Batteries in the oil field cost a few hundred more than a car battery, and they’re used to power equipment that monitors pipelines. Battery supply companies buy the batteries- dead or alive, and that seems to be an open door for theft reported The Texas Tribune.
“We’re beginning to see more and more of it because there’s been so much production,” said Ed Krevit, chief deputy at the Midland County Sheriff's Office. He expects a surge of activity in the Cline Shale to exacerbate theft problems in the Permian Basin.
Batteries are particularly popular targets because they are small and relatively easy to nab with bolt cutters, but thieves are taking more than batteries. Metal valves, piping, even the crude oil, vanishes from the oilfields. In a 2008 study, West Texas counties estimated that oilfield thefts cost drillers $78 million during the previous three years. The actual costs could be twice that because many thefts go unreported.
Texas state law does not require battery recyclers to collect name or address from those selling the batteries, it does, however, require recyclers of certain metals to report to the Department of Public Safety information on sales of regulated material that includes metals like copper, bronze, and aluminum.

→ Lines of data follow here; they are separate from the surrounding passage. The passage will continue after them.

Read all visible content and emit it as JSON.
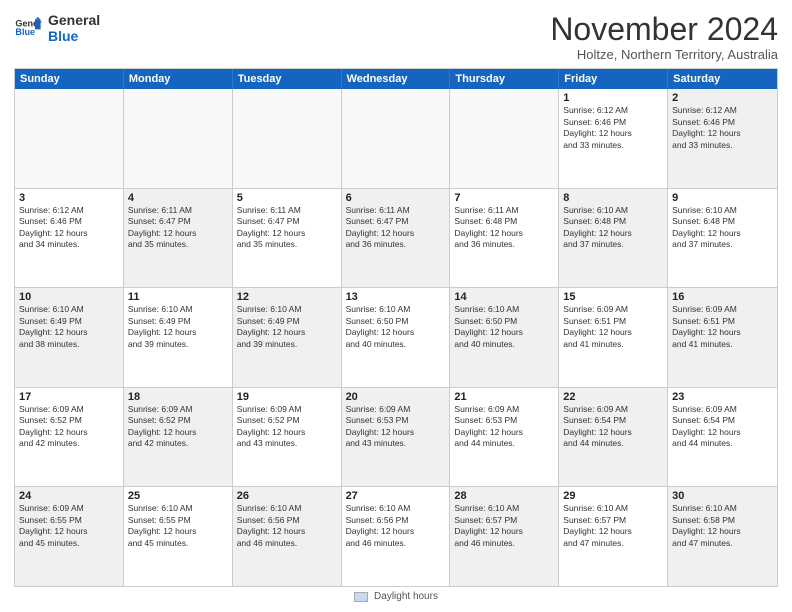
{
  "logo": {
    "line1": "General",
    "line2": "Blue"
  },
  "title": "November 2024",
  "subtitle": "Holtze, Northern Territory, Australia",
  "days_of_week": [
    "Sunday",
    "Monday",
    "Tuesday",
    "Wednesday",
    "Thursday",
    "Friday",
    "Saturday"
  ],
  "weeks": [
    [
      {
        "day": "",
        "info": "",
        "empty": true
      },
      {
        "day": "",
        "info": "",
        "empty": true
      },
      {
        "day": "",
        "info": "",
        "empty": true
      },
      {
        "day": "",
        "info": "",
        "empty": true
      },
      {
        "day": "",
        "info": "",
        "empty": true
      },
      {
        "day": "1",
        "info": "Sunrise: 6:12 AM\nSunset: 6:46 PM\nDaylight: 12 hours\nand 33 minutes."
      },
      {
        "day": "2",
        "info": "Sunrise: 6:12 AM\nSunset: 6:46 PM\nDaylight: 12 hours\nand 33 minutes.",
        "shaded": true
      }
    ],
    [
      {
        "day": "3",
        "info": "Sunrise: 6:12 AM\nSunset: 6:46 PM\nDaylight: 12 hours\nand 34 minutes."
      },
      {
        "day": "4",
        "info": "Sunrise: 6:11 AM\nSunset: 6:47 PM\nDaylight: 12 hours\nand 35 minutes.",
        "shaded": true
      },
      {
        "day": "5",
        "info": "Sunrise: 6:11 AM\nSunset: 6:47 PM\nDaylight: 12 hours\nand 35 minutes."
      },
      {
        "day": "6",
        "info": "Sunrise: 6:11 AM\nSunset: 6:47 PM\nDaylight: 12 hours\nand 36 minutes.",
        "shaded": true
      },
      {
        "day": "7",
        "info": "Sunrise: 6:11 AM\nSunset: 6:48 PM\nDaylight: 12 hours\nand 36 minutes."
      },
      {
        "day": "8",
        "info": "Sunrise: 6:10 AM\nSunset: 6:48 PM\nDaylight: 12 hours\nand 37 minutes.",
        "shaded": true
      },
      {
        "day": "9",
        "info": "Sunrise: 6:10 AM\nSunset: 6:48 PM\nDaylight: 12 hours\nand 37 minutes."
      }
    ],
    [
      {
        "day": "10",
        "info": "Sunrise: 6:10 AM\nSunset: 6:49 PM\nDaylight: 12 hours\nand 38 minutes.",
        "shaded": true
      },
      {
        "day": "11",
        "info": "Sunrise: 6:10 AM\nSunset: 6:49 PM\nDaylight: 12 hours\nand 39 minutes."
      },
      {
        "day": "12",
        "info": "Sunrise: 6:10 AM\nSunset: 6:49 PM\nDaylight: 12 hours\nand 39 minutes.",
        "shaded": true
      },
      {
        "day": "13",
        "info": "Sunrise: 6:10 AM\nSunset: 6:50 PM\nDaylight: 12 hours\nand 40 minutes."
      },
      {
        "day": "14",
        "info": "Sunrise: 6:10 AM\nSunset: 6:50 PM\nDaylight: 12 hours\nand 40 minutes.",
        "shaded": true
      },
      {
        "day": "15",
        "info": "Sunrise: 6:09 AM\nSunset: 6:51 PM\nDaylight: 12 hours\nand 41 minutes."
      },
      {
        "day": "16",
        "info": "Sunrise: 6:09 AM\nSunset: 6:51 PM\nDaylight: 12 hours\nand 41 minutes.",
        "shaded": true
      }
    ],
    [
      {
        "day": "17",
        "info": "Sunrise: 6:09 AM\nSunset: 6:52 PM\nDaylight: 12 hours\nand 42 minutes."
      },
      {
        "day": "18",
        "info": "Sunrise: 6:09 AM\nSunset: 6:52 PM\nDaylight: 12 hours\nand 42 minutes.",
        "shaded": true
      },
      {
        "day": "19",
        "info": "Sunrise: 6:09 AM\nSunset: 6:52 PM\nDaylight: 12 hours\nand 43 minutes."
      },
      {
        "day": "20",
        "info": "Sunrise: 6:09 AM\nSunset: 6:53 PM\nDaylight: 12 hours\nand 43 minutes.",
        "shaded": true
      },
      {
        "day": "21",
        "info": "Sunrise: 6:09 AM\nSunset: 6:53 PM\nDaylight: 12 hours\nand 44 minutes."
      },
      {
        "day": "22",
        "info": "Sunrise: 6:09 AM\nSunset: 6:54 PM\nDaylight: 12 hours\nand 44 minutes.",
        "shaded": true
      },
      {
        "day": "23",
        "info": "Sunrise: 6:09 AM\nSunset: 6:54 PM\nDaylight: 12 hours\nand 44 minutes."
      }
    ],
    [
      {
        "day": "24",
        "info": "Sunrise: 6:09 AM\nSunset: 6:55 PM\nDaylight: 12 hours\nand 45 minutes.",
        "shaded": true
      },
      {
        "day": "25",
        "info": "Sunrise: 6:10 AM\nSunset: 6:55 PM\nDaylight: 12 hours\nand 45 minutes."
      },
      {
        "day": "26",
        "info": "Sunrise: 6:10 AM\nSunset: 6:56 PM\nDaylight: 12 hours\nand 46 minutes.",
        "shaded": true
      },
      {
        "day": "27",
        "info": "Sunrise: 6:10 AM\nSunset: 6:56 PM\nDaylight: 12 hours\nand 46 minutes."
      },
      {
        "day": "28",
        "info": "Sunrise: 6:10 AM\nSunset: 6:57 PM\nDaylight: 12 hours\nand 46 minutes.",
        "shaded": true
      },
      {
        "day": "29",
        "info": "Sunrise: 6:10 AM\nSunset: 6:57 PM\nDaylight: 12 hours\nand 47 minutes."
      },
      {
        "day": "30",
        "info": "Sunrise: 6:10 AM\nSunset: 6:58 PM\nDaylight: 12 hours\nand 47 minutes.",
        "shaded": true
      }
    ]
  ],
  "legend": {
    "box_label": "Daylight hours"
  }
}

Experts say it might help if lawmakers added batteries to the list.